Although the term research may bring to mind laboratories and scientists, research assistants do not always work in a lab. Research assistant jobs are also found in sales and marketing departments, government agencies and classrooms. Research assistant careers can provide opportunities in a variety of work settings including scientific, academic and business.
A large number of research assistant careers are found in the scientific community, with many positions available in hospitals and university or private laboratories. Medical research assistants can work for a head researcher or as part of a research team. Research assistant jobs in the science field may focus on one specific research project or involve ongoing investigations into a variety of data.
The social sciences also require research assistants, though not in a lab setting. Research assistant careers in the social sciences often involve collecting and analyzing statistical data for use in social circumstances. Social research may be used for determining societal growth patterns, tracking population changes and gathering facts that guide decisions regarding education, transportation or housing in a particular area. Government agencies frequently use research assistants in this regard.
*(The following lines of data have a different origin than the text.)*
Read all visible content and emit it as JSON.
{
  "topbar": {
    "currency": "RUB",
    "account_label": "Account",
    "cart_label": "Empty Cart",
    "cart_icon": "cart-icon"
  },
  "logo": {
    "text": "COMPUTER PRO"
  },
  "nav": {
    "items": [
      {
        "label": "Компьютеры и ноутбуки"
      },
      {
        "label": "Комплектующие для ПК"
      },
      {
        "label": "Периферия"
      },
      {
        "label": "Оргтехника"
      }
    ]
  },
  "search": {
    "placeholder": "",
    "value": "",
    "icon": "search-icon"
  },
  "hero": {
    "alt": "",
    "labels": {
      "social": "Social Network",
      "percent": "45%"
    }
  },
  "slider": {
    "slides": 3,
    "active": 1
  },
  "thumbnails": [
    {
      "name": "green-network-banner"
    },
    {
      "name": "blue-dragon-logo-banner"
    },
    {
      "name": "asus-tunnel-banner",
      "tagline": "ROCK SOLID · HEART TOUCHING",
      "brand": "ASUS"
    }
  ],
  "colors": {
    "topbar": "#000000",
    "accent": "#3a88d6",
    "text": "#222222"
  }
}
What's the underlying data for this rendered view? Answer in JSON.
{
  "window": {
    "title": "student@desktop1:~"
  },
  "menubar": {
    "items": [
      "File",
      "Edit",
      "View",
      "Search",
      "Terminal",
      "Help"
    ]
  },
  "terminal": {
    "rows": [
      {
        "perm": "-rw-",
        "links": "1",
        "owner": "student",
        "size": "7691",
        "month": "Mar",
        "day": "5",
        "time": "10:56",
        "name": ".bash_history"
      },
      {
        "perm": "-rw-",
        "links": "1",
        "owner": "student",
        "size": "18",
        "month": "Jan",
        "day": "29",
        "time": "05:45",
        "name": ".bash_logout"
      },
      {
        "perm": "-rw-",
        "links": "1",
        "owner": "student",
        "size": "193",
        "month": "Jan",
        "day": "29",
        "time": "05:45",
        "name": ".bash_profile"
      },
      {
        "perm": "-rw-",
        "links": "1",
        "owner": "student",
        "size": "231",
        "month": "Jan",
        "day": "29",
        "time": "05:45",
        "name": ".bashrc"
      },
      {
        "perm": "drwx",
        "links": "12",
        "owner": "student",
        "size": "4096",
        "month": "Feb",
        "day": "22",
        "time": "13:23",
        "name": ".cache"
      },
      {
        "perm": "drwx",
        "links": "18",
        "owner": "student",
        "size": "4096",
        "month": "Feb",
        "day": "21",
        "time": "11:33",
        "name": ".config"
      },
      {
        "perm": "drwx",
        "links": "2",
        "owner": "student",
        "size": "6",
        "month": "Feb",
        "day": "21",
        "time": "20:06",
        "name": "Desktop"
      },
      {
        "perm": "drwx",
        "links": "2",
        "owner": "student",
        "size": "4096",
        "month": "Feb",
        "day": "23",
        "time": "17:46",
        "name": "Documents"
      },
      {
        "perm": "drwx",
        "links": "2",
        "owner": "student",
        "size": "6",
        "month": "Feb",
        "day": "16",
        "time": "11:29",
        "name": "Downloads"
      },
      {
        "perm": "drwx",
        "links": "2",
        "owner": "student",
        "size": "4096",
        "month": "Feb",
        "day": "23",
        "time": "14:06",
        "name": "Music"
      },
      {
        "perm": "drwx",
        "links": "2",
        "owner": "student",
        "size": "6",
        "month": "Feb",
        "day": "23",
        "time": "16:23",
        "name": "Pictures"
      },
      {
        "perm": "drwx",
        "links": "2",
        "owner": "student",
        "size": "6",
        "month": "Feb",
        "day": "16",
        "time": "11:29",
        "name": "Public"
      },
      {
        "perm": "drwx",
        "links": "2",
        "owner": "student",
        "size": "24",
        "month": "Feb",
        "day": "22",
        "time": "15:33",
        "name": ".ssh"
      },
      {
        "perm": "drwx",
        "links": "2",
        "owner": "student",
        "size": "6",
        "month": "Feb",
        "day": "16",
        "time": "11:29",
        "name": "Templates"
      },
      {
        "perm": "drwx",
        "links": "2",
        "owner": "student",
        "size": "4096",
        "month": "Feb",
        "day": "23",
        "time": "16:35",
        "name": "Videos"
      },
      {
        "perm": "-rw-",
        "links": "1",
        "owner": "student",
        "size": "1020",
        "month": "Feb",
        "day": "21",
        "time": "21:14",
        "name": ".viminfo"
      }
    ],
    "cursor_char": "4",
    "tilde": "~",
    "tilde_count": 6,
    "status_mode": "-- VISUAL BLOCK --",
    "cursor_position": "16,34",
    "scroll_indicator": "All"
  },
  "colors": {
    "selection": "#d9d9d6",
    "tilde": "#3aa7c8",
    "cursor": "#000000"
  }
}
Some research assistant careers aid the business community, typically with sales and marketing. A market research assistant gathers information about activities and trends in certain business segments. This data is analyzed and tracked to find solutions to problems, anticipate behavior and guide future projects.
In the academic world, research assistants generally work with university professors on both research and teaching. Many college research assistant jobs go to graduate students who may teach entry-level courses or run study groups for lower-level college students. Graduate research assistants may also work in a lab on a particular project. Many times, the research is part of a graduate degree program.
Most research assistant positions require a bachelor’s degree or at least some college. Although the major is not always particularly important, research assistants often come from the social science or science fields. Research assistant jobs typically call for very good math skills along with computer knowledge, possibly including programming. Statistics experience is also helpful in many research assistant careers.
Besides requiring statistical and analytical abilities, a research assistant should be a highly efficient communicator with a solid knowledge of language. Critical thinking and the ability to listen accurately are beneficial skills for research assistants, especially when interviewing and data gathering are involved. Positions in the social science field often require university-level knowledge of psychology and human behavior.